PROBLEM STATEMENT -> Across the data below, how many lines hold "accent"? Answer with that number and nothing else.

DATA SHOWN ->
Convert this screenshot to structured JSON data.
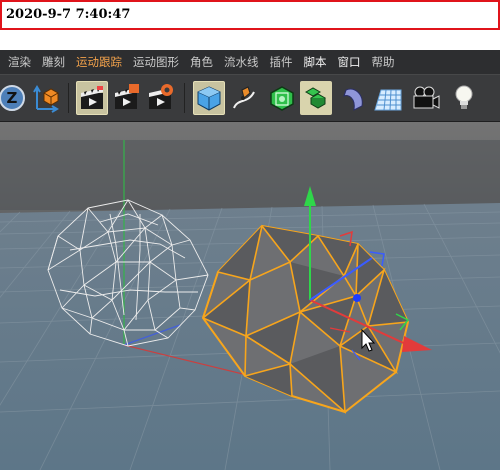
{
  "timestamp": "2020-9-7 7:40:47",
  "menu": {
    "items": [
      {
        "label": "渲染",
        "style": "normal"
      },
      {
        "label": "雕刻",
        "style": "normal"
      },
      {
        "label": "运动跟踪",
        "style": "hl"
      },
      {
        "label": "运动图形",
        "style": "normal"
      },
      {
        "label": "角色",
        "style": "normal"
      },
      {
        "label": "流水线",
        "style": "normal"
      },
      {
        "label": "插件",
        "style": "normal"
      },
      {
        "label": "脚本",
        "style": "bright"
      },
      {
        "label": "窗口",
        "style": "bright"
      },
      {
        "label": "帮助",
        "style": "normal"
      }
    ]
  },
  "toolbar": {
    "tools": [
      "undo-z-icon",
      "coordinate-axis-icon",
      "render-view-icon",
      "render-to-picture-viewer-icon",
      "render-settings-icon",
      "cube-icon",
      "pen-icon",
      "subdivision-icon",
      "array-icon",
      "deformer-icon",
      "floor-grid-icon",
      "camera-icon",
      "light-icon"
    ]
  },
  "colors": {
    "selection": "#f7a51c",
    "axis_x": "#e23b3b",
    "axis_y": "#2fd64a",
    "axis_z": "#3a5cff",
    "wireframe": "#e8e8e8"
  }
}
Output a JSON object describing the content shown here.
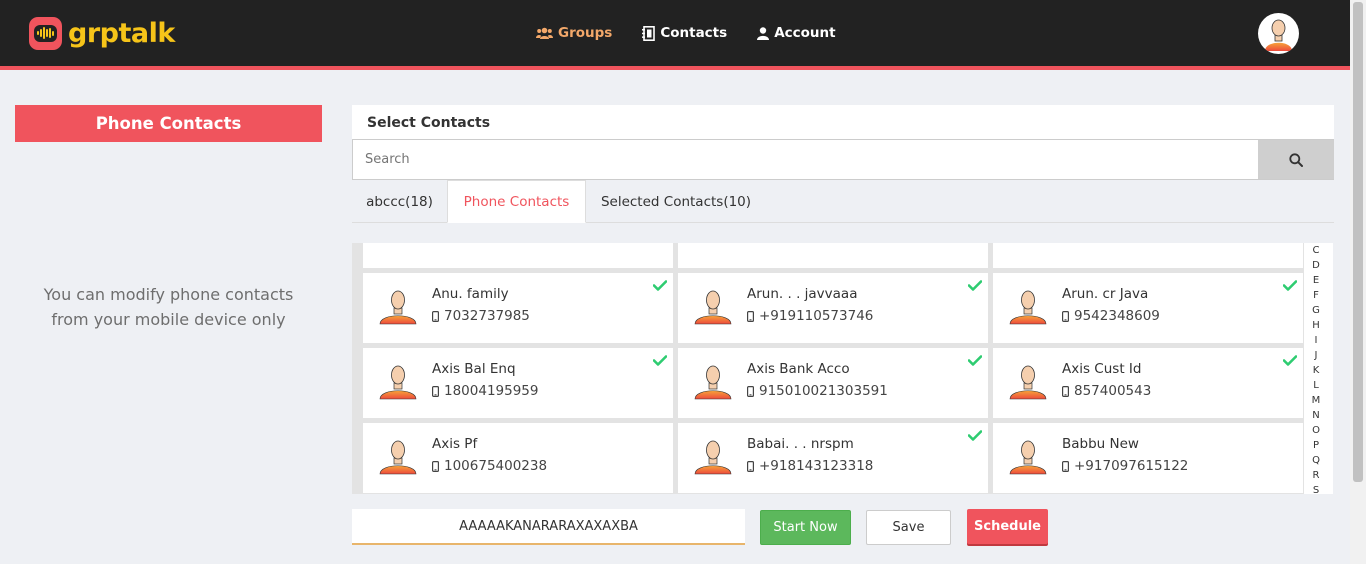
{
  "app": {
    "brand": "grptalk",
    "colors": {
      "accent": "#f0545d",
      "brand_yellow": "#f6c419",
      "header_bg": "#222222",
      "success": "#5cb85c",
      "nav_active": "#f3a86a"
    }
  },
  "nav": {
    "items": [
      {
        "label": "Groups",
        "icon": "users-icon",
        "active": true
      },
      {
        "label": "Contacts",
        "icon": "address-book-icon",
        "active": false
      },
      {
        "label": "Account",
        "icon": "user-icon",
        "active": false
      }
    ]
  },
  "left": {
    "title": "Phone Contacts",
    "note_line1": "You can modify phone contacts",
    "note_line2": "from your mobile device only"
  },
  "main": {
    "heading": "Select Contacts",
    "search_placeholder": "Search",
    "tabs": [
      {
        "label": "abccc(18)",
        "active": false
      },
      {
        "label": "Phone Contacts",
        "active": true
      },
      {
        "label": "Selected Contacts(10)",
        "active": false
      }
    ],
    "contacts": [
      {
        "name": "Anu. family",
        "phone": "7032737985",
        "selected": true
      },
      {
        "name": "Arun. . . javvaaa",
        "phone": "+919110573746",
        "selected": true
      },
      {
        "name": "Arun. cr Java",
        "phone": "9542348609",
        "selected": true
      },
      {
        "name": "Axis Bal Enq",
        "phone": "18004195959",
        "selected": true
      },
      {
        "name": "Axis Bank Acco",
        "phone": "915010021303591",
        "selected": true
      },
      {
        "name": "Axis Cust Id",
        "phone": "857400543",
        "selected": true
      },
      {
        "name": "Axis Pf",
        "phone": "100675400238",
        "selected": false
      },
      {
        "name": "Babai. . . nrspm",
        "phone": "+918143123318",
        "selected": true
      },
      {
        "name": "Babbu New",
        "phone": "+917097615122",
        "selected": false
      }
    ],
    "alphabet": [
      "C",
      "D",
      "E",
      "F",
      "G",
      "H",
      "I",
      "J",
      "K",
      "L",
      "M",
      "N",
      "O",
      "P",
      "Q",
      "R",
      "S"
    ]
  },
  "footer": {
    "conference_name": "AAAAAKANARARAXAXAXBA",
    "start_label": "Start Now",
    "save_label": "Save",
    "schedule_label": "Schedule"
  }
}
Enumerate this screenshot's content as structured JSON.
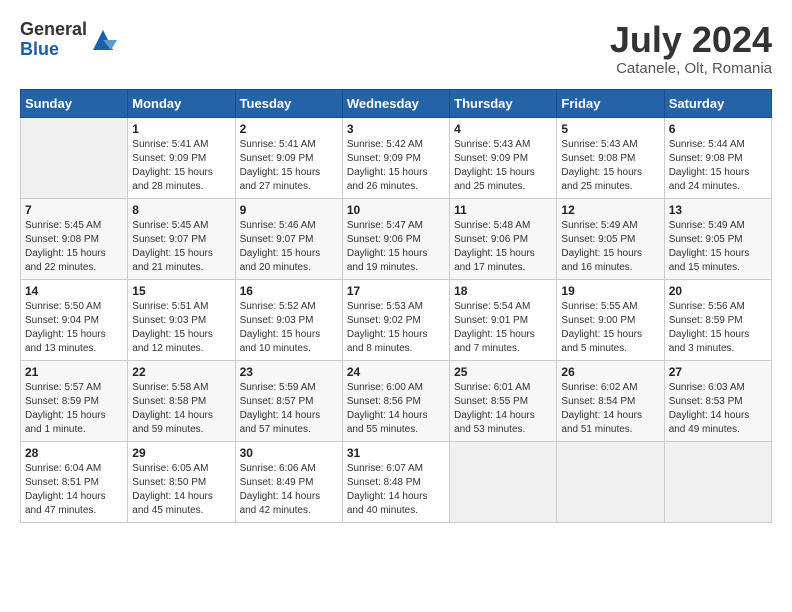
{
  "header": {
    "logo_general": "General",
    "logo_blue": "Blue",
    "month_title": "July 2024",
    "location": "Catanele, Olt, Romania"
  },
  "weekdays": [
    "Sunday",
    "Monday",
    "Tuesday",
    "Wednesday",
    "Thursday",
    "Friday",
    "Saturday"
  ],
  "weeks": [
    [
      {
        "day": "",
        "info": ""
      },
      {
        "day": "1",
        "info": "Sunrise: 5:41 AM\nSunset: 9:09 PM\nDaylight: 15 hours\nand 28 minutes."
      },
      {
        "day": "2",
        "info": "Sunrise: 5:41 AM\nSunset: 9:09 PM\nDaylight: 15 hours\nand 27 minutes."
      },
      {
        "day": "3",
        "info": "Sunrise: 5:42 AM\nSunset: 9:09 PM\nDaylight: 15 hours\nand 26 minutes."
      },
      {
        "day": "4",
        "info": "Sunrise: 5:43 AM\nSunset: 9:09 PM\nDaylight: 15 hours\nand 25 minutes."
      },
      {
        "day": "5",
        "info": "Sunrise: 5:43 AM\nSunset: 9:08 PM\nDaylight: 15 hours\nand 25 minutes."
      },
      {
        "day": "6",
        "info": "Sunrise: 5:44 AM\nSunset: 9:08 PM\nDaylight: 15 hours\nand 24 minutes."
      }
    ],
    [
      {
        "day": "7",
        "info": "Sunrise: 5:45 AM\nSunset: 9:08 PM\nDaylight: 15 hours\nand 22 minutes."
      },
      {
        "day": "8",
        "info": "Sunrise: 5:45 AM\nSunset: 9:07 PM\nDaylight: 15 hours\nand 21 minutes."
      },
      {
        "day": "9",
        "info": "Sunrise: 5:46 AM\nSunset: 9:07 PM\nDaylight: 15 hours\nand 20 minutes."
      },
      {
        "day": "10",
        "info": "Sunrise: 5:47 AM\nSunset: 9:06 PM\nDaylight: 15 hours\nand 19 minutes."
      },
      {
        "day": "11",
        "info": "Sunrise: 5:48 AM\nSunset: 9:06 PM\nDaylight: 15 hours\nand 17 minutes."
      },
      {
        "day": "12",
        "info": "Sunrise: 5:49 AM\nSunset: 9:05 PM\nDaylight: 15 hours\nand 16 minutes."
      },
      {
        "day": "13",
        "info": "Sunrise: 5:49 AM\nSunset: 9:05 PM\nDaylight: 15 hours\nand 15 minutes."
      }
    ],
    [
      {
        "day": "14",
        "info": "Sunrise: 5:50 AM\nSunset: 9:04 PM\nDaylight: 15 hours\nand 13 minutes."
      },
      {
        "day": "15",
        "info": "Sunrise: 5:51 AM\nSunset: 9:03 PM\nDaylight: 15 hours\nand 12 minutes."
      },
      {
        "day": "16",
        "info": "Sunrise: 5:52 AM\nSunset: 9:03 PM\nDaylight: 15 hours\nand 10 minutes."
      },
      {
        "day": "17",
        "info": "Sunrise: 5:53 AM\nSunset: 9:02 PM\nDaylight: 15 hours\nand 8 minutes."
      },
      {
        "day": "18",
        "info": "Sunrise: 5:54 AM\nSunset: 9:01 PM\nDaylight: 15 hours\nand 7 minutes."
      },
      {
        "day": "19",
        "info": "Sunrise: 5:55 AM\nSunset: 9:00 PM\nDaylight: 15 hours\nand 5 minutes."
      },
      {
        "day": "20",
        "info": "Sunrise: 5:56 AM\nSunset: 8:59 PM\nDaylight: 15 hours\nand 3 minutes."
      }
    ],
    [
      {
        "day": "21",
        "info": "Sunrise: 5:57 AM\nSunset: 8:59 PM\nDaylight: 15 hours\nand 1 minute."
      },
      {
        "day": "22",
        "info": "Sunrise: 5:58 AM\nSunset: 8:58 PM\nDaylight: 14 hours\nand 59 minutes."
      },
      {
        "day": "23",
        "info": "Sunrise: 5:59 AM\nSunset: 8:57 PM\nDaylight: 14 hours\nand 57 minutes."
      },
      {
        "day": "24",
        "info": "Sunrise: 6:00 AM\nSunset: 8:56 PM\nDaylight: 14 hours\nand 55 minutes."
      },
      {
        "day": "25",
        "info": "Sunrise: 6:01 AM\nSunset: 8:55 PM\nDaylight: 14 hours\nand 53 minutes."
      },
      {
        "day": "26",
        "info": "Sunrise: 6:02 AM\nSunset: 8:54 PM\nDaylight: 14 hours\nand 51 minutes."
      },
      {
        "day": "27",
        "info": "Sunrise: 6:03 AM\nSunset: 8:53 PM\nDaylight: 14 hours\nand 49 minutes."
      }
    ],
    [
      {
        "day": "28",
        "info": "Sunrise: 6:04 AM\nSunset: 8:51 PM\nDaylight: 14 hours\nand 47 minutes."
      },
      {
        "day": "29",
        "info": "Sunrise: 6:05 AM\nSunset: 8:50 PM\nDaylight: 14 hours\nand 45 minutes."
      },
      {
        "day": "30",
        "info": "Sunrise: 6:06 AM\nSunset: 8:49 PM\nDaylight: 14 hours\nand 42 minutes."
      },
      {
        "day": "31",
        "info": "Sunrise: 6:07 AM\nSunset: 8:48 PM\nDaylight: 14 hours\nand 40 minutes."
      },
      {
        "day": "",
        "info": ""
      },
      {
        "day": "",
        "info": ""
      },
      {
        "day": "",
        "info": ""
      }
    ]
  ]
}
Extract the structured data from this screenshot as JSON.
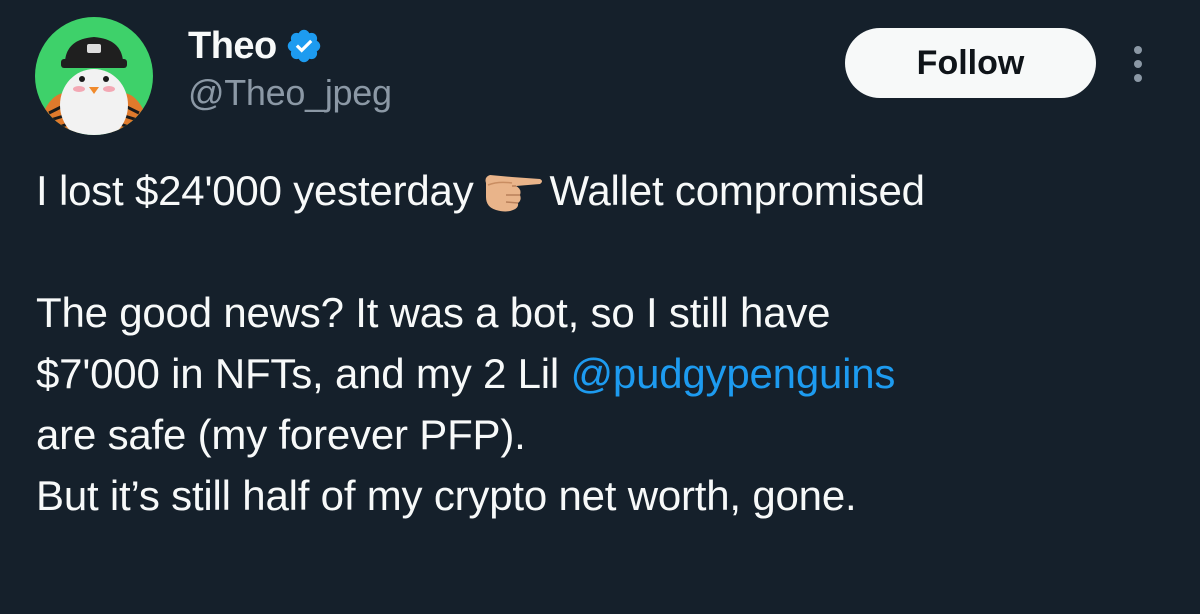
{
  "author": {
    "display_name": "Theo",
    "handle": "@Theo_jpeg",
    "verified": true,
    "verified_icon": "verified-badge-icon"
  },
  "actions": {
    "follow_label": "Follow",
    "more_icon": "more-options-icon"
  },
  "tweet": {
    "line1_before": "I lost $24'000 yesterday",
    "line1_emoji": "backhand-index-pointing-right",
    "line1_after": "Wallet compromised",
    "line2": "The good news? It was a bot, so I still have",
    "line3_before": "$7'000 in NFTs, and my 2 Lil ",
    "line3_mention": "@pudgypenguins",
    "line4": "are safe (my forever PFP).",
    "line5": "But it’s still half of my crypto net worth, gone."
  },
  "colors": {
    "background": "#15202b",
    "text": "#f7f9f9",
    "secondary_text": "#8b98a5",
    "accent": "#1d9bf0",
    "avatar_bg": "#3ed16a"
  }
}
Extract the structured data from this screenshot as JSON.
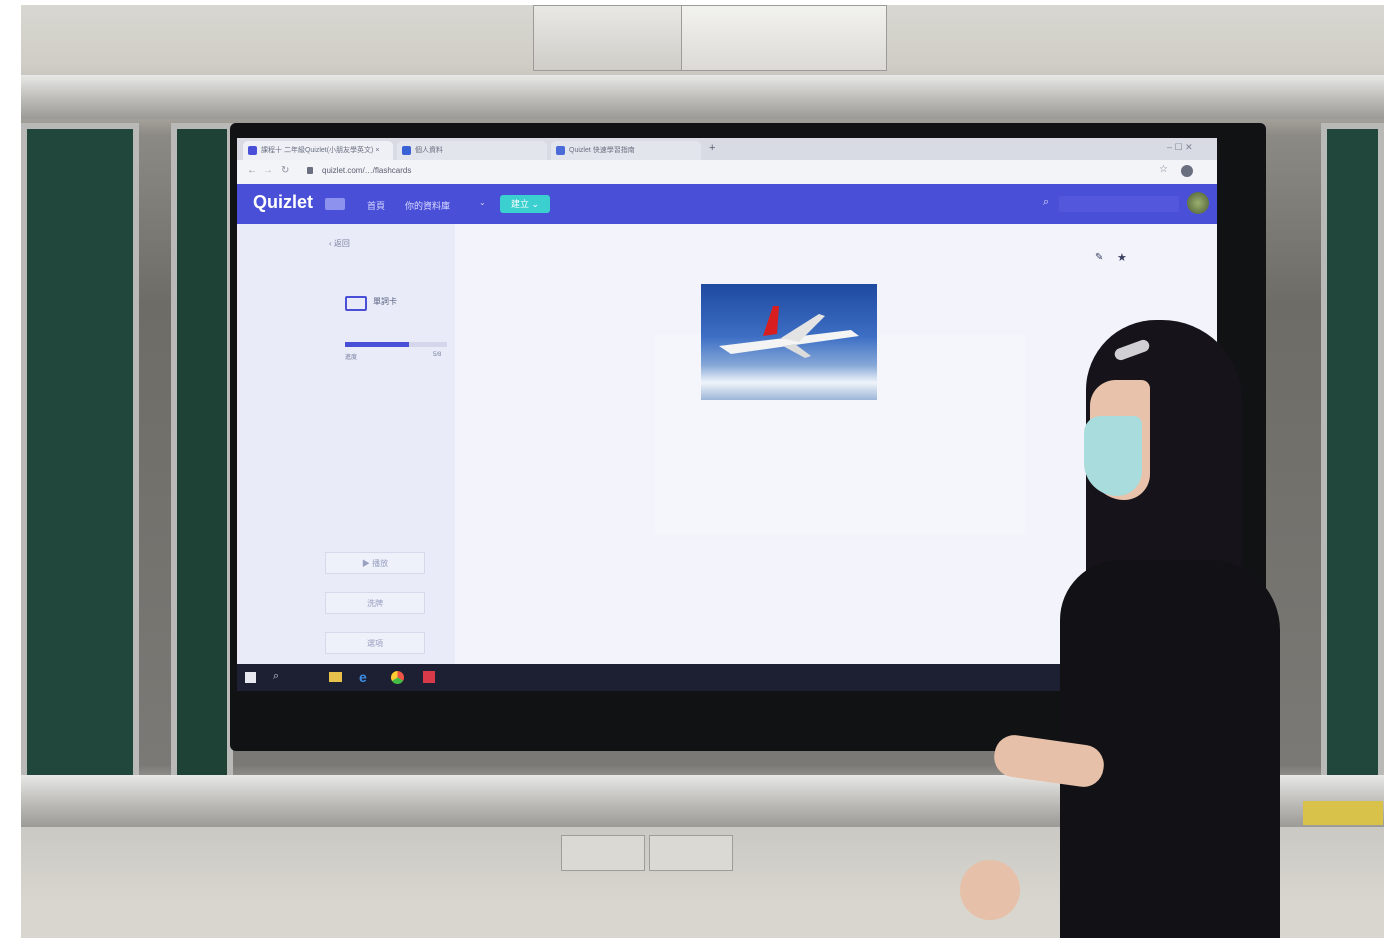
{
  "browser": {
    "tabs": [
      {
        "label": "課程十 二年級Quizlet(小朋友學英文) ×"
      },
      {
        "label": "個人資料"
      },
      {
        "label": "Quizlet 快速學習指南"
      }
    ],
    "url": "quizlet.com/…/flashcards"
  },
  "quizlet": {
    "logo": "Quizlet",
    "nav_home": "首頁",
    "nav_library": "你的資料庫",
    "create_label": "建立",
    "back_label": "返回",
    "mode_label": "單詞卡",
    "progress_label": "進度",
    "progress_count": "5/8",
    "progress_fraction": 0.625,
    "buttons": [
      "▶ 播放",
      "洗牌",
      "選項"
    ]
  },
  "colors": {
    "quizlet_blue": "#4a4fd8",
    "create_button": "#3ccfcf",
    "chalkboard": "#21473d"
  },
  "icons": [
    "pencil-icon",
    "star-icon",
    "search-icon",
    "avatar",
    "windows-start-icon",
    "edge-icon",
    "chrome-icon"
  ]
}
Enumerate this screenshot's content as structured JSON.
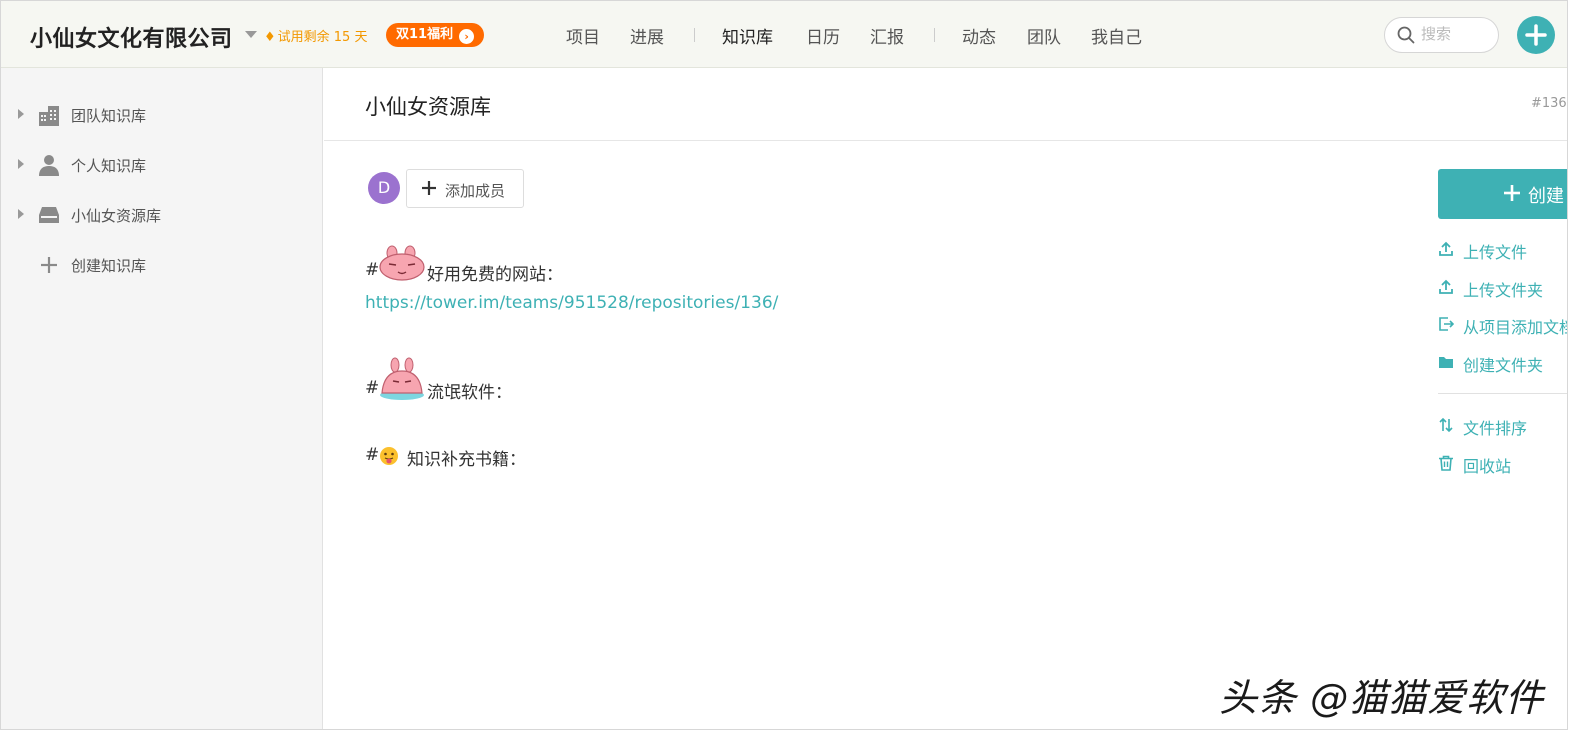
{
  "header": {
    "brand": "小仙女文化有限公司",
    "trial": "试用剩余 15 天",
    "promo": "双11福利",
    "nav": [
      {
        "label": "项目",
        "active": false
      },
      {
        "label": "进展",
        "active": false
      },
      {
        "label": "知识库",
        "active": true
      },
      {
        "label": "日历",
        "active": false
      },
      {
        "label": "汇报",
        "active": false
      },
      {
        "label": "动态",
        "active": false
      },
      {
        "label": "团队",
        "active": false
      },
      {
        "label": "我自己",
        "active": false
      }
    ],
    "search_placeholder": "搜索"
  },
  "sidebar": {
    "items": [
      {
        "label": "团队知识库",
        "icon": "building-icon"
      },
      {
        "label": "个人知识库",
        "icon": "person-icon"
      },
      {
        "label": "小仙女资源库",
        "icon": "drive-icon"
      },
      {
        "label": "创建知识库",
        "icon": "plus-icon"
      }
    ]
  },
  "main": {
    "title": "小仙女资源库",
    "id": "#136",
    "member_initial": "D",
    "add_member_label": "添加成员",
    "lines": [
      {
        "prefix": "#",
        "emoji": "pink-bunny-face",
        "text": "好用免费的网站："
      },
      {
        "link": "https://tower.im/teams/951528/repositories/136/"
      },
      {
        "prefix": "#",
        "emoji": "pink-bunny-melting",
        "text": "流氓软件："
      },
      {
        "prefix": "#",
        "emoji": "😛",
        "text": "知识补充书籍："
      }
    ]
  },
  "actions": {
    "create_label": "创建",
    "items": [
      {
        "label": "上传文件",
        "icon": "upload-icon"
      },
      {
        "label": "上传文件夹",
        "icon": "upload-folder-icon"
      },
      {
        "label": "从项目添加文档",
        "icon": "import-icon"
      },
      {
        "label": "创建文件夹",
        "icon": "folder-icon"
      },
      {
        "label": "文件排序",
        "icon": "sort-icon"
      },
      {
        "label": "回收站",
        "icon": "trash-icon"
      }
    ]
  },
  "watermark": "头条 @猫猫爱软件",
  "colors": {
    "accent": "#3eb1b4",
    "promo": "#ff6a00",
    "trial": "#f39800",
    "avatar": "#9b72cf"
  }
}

RESPONSE TO THIS TASK -> 3